The Dambusters raid was an extraordinary act of bravery and a remarkable technical achievement for its time. The military usefulness of the raid was probably limited, but the propaganda value was immense.
The casualty rate was high, even by the standards of RAF Bomber Command. 53 of the 133 aircrew who participated in the attack were killed, a casualty rate of almost 40%.
During the Second World War, the casualty rate on individual RAF bombing raids was usually no more than 5% but the overall casualty rate was still very high. Wikipedia’s page on Bomber Command records:
Bomber Command crews also suffered an extremely high casualty rate: 55,573 killed out of a total of 125,000 aircrew (a 44.4% death rate), a further 8,403 were wounded in action and 9,838 became prisoners of war. This covered all Bomber Command operations including tactical support for ground operations and mining of sea lanes. A Bomber Command crew member had a worse chance of survival than an infantry officer in World War I.Only 27% of all bomber aircrew who served during the war avoided death, injury or capture. The Wikipedia page adds:
Statistically there was little prospect of surviving a tour of 30 operations and by 1943 the odds against survival were pretty grim with only one in six expected to survive their first tour, while a slim one in forty would survive their second tour.Pupils at my school in Lincoln had a sobering reminder of this. In the entrance hall was a glass case containing a book of remembrance to all the old boys who had died in the two world wars. Each day, the book would be opened to a different page, displaying portrait photos and brief descriptions of two of the dead. The casualties of the First World War were mostly infantry. Those of the Second World War were mostly bomber aircrew.
The controversy over the RAF’s area bombing campaign meant that wartime bomber aircrew were never issued with a campaign medal and had no memorial (apart from the Airmen’s Chapel in Lincoln Cathedral) until one was unveiled in London last year.

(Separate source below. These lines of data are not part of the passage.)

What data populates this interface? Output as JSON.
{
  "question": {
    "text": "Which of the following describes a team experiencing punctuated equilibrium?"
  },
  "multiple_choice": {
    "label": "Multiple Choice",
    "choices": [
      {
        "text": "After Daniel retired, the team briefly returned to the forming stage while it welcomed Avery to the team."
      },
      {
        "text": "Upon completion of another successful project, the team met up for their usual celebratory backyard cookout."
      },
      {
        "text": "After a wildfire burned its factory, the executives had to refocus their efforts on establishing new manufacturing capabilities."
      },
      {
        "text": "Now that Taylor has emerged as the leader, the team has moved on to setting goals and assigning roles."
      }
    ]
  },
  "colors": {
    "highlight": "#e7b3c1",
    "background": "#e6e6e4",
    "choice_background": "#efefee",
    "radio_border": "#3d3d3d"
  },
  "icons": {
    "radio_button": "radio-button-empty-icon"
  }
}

With perfect hindsight, it is possible to question the efficacy and ethics of the bombing. At the time, Britain faced an existential threat from the Nazis and did what seemed best to defend itself, when the final outcome of the war was by no means certain. It is right that we remember the self-sacrifice of people who put their lives on the line for the rest of us. In the case of RAF bomber aircrew, that means people who were effectively on a suicide mission and knew it.